Scientists at Yale and in England are honoring renowned naturalist and TV documentarian Sir David Attenborough with his own proto-shrimp.
In this case, it is a 430-million-year-old crustacean fossil named in Attenborough’s honor. The extinct creature is new to the scientific community and is a distant relative of today’s lobsters, crabs, and shrimp. Researchers described the new fossil as “exceptionally well-preserved in three dimensions,” complete with the soft parts of the animal, such as legs, eyes, and antennae.
Attenborough, 90, is a distinguished broadcaster whose “Life on Earth” and other documentary series stand as a comprehensive study of animal and plant life on the planet. He was knighted in 1985 and has received dozens of awards and honorary degrees in recognition of his work.

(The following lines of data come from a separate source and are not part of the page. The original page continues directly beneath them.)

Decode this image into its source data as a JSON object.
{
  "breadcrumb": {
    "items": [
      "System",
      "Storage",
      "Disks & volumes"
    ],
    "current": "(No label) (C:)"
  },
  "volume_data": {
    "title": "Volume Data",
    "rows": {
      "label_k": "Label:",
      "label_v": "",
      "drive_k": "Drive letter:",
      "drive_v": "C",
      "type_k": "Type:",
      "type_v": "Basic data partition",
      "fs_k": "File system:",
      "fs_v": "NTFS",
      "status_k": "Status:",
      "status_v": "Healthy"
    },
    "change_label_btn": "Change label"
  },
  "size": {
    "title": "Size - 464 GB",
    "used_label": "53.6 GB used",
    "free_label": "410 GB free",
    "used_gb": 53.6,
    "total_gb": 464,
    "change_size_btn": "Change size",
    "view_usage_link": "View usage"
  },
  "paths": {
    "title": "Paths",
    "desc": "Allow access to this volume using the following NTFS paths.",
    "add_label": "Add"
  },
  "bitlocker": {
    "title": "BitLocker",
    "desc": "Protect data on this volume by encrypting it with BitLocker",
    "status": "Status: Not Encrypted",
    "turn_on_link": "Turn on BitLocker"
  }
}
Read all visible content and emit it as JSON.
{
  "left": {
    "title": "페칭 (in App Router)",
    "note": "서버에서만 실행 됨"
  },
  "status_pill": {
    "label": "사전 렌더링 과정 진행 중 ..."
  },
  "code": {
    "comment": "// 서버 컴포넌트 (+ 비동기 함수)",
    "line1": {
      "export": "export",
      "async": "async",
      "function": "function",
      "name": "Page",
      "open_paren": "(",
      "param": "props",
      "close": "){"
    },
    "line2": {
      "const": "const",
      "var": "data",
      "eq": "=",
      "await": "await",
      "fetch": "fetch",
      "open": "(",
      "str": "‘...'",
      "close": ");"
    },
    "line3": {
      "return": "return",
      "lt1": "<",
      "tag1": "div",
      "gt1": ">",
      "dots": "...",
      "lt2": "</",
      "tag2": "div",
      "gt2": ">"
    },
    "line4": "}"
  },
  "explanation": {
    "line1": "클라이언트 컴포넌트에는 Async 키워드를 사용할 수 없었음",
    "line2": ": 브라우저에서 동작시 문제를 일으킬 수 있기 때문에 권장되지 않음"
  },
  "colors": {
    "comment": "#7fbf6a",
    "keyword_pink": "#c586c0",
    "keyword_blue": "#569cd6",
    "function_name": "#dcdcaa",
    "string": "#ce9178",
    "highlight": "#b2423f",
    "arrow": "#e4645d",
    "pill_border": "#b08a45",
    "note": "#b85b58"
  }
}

In 2016, the Yale Peabody Museum of Natural History awarded Attenborough the Addison Emery Verrill Medal, the highest honor bestowed by the curators of the museum, as part of the celebrations marking the 150th anniversary of the museum’s founding.
In 2016, Sir David Attenborough received the Addison Emery Verrill Medal, the highest honor bestowed by the Yale Peabody Museum of Natural History.In 2016, Sir David Attenborough received the Addison Emery Verrill Medal, the highest honor bestowed by the Yale Peabody Museum of Natural History.Derek Briggs, Yale’s G. Evelyn Hutchinson Professor of Geology and Geophysics and curator at the Yale Peabody Museum of Natural History, said, “It is wonderful to be able to name a remarkable fossil from the United Kingdom in honor of Sir David, who has done so much to promote the conservation of the Earth’s biodiversity.” Briggs is co-author of a paper about the new crustacean fossil in the journal Proceedings of the Royal Society